To a large extent, the election of Donald Trump is a repudiation of globalization by a large segment of the U.S. electorate. Even though the country as a whole has benefited tremendously from globalization, those benefits have by and large bypassed working-class folks. (For related reading, see: How Globalization Affects Developed Countries.)
Before 2000, for example, Apple made all of its computers in the U.S. and its market cap never rose above $10 billion. Since then Apple has subcontracted all of its production overseas and only keeps design and marketing in U.S. soil. The result? Apple has become the most valuable company in the world with a market cap of over $600 billion even though they only have 66,000 employees in the U.S. At the same time, Apple's contract manufacturer Foxconn directly employs over 1 million workers in China, making it the largest private employer in China. And the supply chain to Foxconn employs another two million people.
While the success of Apple has lifted millions of Chinese workers out of poverty, it has made a relatively small number of Americans, mostly Apple employees and shareholders, very rich. There lies a picture of Americans’ discontent with globalization.
Donald Trump was carried to the finish line on this wave of discontent by promising to withdraw from nearly all trade agreements and slap a 45% tariff on Chinese imports. If he should carry out his campaign promise, here are some examples of things that could happen domestically:
- Apple’s value could evaporate substantially since its manufacturing base is in China, plain and simple.

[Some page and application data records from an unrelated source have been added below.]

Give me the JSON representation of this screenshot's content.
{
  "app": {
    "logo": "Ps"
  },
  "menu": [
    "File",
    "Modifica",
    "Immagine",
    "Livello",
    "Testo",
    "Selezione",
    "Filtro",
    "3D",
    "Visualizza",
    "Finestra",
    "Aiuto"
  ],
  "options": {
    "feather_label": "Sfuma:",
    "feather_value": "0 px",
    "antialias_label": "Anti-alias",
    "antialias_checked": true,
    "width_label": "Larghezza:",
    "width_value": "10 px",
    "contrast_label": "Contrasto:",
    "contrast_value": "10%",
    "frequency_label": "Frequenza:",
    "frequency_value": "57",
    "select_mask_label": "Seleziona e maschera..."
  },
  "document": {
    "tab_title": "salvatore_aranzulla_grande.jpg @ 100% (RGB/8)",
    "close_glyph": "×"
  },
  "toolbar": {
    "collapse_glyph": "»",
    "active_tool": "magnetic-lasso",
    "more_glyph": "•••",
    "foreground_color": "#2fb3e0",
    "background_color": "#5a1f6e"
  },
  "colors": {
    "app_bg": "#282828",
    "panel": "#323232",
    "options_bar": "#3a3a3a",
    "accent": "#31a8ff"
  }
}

It would take years for it to reconfigure its global supply chain.
- Walmart would have to raise prices since most of its merchandise is imported from China.
- Inflation would be higher.
There is also a good chance that China would retaliate against any protectionist policies towards global trade made by President Trump:
- Cancelling all Boeing orders – China being Boeing’s biggest international market, it will hurt Boeing badly.
- Slapping a 45% tariff on U.S. imports – GM sells as many cars in China as in the U.S., so does Apple with its iPhones. Apple truly gets a double whammy here since their products are manufactured in bonded free-trade zones in China. When they sell in China, they are considered imports.
- Divesting U.S. treasuries, causing higher borrowing costs for everybody in the U.S.
Now there are people who argue that campaign rhetoric is just rhetoric to be forgotten, like “Lock her up!” It was never meant to be carried out. But trade is different, Trump has been very consistent with trade. With his appointment of Peter Navarro, author of “Death by China,” to head the future White House National Trade Council, Trump has shown that he meant what he said. (For related reading, see: Why Hedge Funds Do Not Belong in Your Portfolio.)
We are talking about a trade war between the largest and the second largest economies of the world with disastrous global consequences. As a point of reference, some historians argue that the Great Depression was triggered by a trade war between continental Europe and the United States. That’s how serious it is.
Should it come to pass, I know how to there are ways to deal with it. But I think it's important to understand what could happen, so investors aren't caught by surprise. (For more from this author, see: Know the Risks of Your Employee Stock Purchase Plan.)